This information reflects FDA's current analysis of data available to FDA concerning this drug. FDA intends to update this sheet when additional information or analyses become available.
The U.S. Food and Drug Administration (FDA) is investigating the risk of serious burns and potential permanent scarring with the use of Zecuity (sumatriptan iontophoretic transdermal system) patch for migraine headaches. We are investigating the cause and extent of these serious side effects and will update the public with new information when our review is complete.Patients who experience moderate to severe pain at the Zecuity patch site should immediately remove it to avoid possible burns or scarring, regardless of how long the patch has been worn, and contact your health care professional. Do not bathe, shower, or swim while wearing the patch. Read the Patient Information leaflet and the Instructions for Use section in the drug label, and talk with your health care professional if you have any questions or concerns.Health care professionals should advise patients who complain of moderate to severe pain at the application site to remove the Zecuity patch immediately. Consider a different formulation of sumatriptan or switch these patients to an alternative migraine medicine. Evaluate patients and the application site as needed.The Zecuity patch contains the active ingredient sumatriptan, a prescription medicine used to treat acute migraine headaches in adults. The patch delivery system is designed to deliver a dose of medicine by way of a single-use, battery-powered patch that is wrapped around the upper arm or thigh. It should remain in place for no longer than four hours.Since marketing of the Zecuity patch began in September 2015, a large number of patients have reported they experienced burns or scars on the skin where the patch was worn. The reports included descriptions of severe redness, pain, skin discoloration, blistering, and cracked skin.
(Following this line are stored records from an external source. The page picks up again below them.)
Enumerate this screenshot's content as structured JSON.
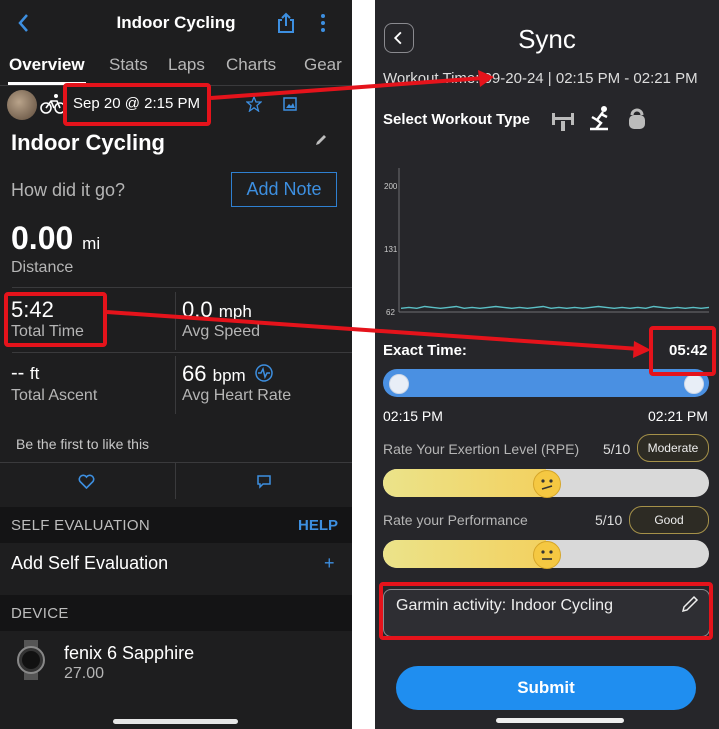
{
  "left": {
    "header": {
      "title": "Indoor Cycling"
    },
    "tabs": [
      "Overview",
      "Stats",
      "Laps",
      "Charts",
      "Gear"
    ],
    "activity": {
      "date": "Sep 20 @ 2:15 PM",
      "title": "Indoor Cycling",
      "prompt": "How did it go?",
      "add_note": "Add Note"
    },
    "stats": {
      "distance_value": "0.00",
      "distance_unit": "mi",
      "distance_label": "Distance",
      "time_value": "5:42",
      "time_label": "Total Time",
      "speed_value": "0.0",
      "speed_unit": "mph",
      "speed_label": "Avg Speed",
      "ascent_value": "--",
      "ascent_unit": "ft",
      "ascent_label": "Total Ascent",
      "hr_value": "66",
      "hr_unit": "bpm",
      "hr_label": "Avg Heart Rate"
    },
    "likes_text": "Be the first to like this",
    "self_eval": {
      "section": "SELF EVALUATION",
      "help": "HELP",
      "add": "Add Self Evaluation",
      "plus": "+"
    },
    "device": {
      "section": "DEVICE",
      "name": "fenix 6 Sapphire",
      "version": "27.00"
    }
  },
  "right": {
    "title": "Sync",
    "workout_time_label": "Workout Time",
    "workout_time_value": "09-20-24 | 02:15 PM - 02:21 PM",
    "select_type_label": "Select Workout Type",
    "exact_time_label": "Exact Time:",
    "exact_time_value": "05:42",
    "start_time": "02:15 PM",
    "end_time": "02:21 PM",
    "rpe": {
      "label": "Rate Your Exertion Level (RPE)",
      "value": "5/10",
      "badge": "Moderate",
      "level": 0.5
    },
    "performance": {
      "label": "Rate your Performance",
      "value": "5/10",
      "badge": "Good",
      "level": 0.5
    },
    "note": "Garmin activity: Indoor Cycling",
    "submit": "Submit"
  },
  "chart_data": {
    "type": "line",
    "yticks": [
      "200",
      "131",
      "62"
    ],
    "ylim": [
      62,
      200
    ],
    "y": [
      66,
      67,
      66,
      68,
      67,
      66,
      67,
      68,
      66,
      67,
      66,
      67,
      68,
      67,
      66,
      67,
      66,
      67,
      68,
      66,
      67,
      66,
      67,
      66,
      67,
      68,
      67,
      66,
      67,
      66,
      67,
      66,
      68,
      67,
      66,
      67,
      66,
      67,
      66,
      67
    ],
    "grid": false,
    "color": "#5bc0c6"
  },
  "colors": {
    "accent_blue": "#3d8fe0",
    "highlight_red": "#e5131b",
    "submit_blue": "#1f8ef0"
  }
}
As a result, we are investigating these serious adverse events to determine whether future regulatory action is needed.